Excerpts from a dataset
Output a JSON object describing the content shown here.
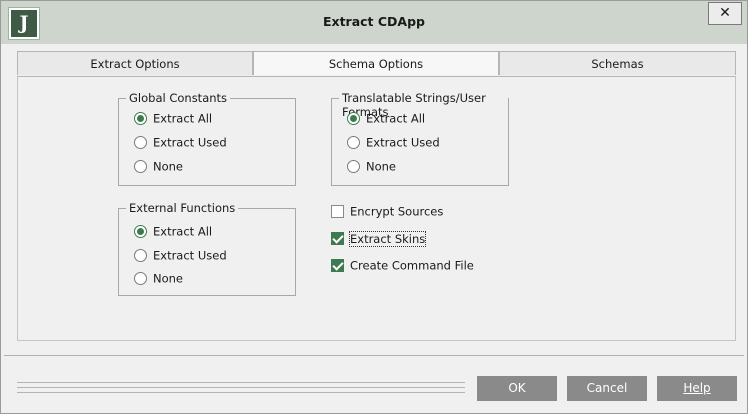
{
  "window": {
    "title": "Extract CDApp",
    "logo_letter": "J",
    "close_label": "✕"
  },
  "tabs": [
    {
      "label": "Extract Options"
    },
    {
      "label": "Schema Options"
    },
    {
      "label": "Schemas"
    }
  ],
  "groups": {
    "global_constants": {
      "title": "Global Constants",
      "options": [
        "Extract All",
        "Extract Used",
        "None"
      ],
      "selected": "Extract All"
    },
    "external_functions": {
      "title": "External Functions",
      "options": [
        "Extract All",
        "Extract Used",
        "None"
      ],
      "selected": "Extract All"
    },
    "translatable_strings": {
      "title": "Translatable Strings/User Formats",
      "options": [
        "Extract All",
        "Extract Used",
        "None"
      ],
      "selected": "Extract All"
    }
  },
  "checkboxes": {
    "encrypt_sources": {
      "label": "Encrypt Sources",
      "checked": false
    },
    "extract_skins": {
      "label": "Extract Skins",
      "checked": true
    },
    "create_command_file": {
      "label": "Create Command File",
      "checked": true
    }
  },
  "buttons": {
    "ok": "OK",
    "cancel": "Cancel",
    "help": "Help"
  },
  "colors": {
    "accent_green": "#3e7a4f",
    "titlebar": "#cdd5cd",
    "button_gray": "#8a8a8a"
  }
}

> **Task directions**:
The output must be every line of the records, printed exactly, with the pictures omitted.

> **Task response**:
Output a JSON object describing the content shown here.
{
  "window": {
    "title": "Extract CDApp",
    "logo_letter": "J",
    "close_label": "✕"
  },
  "tabs": [
    {
      "label": "Extract Options"
    },
    {
      "label": "Schema Options"
    },
    {
      "label": "Schemas"
    }
  ],
  "groups": {
    "global_constants": {
      "title": "Global Constants",
      "options": [
        "Extract All",
        "Extract Used",
        "None"
      ],
      "selected": "Extract All"
    },
    "external_functions": {
      "title": "External Functions",
      "options": [
        "Extract All",
        "Extract Used",
        "None"
      ],
      "selected": "Extract All"
    },
    "translatable_strings": {
      "title": "Translatable Strings/User Formats",
      "options": [
        "Extract All",
        "Extract Used",
        "None"
      ],
      "selected": "Extract All"
    }
  },
  "checkboxes": {
    "encrypt_sources": {
      "label": "Encrypt Sources",
      "checked": false
    },
    "extract_skins": {
      "label": "Extract Skins",
      "checked": true
    },
    "create_command_file": {
      "label": "Create Command File",
      "checked": true
    }
  },
  "buttons": {
    "ok": "OK",
    "cancel": "Cancel",
    "help": "Help"
  },
  "colors": {
    "accent_green": "#3e7a4f",
    "titlebar": "#cdd5cd",
    "button_gray": "#8a8a8a"
  }
}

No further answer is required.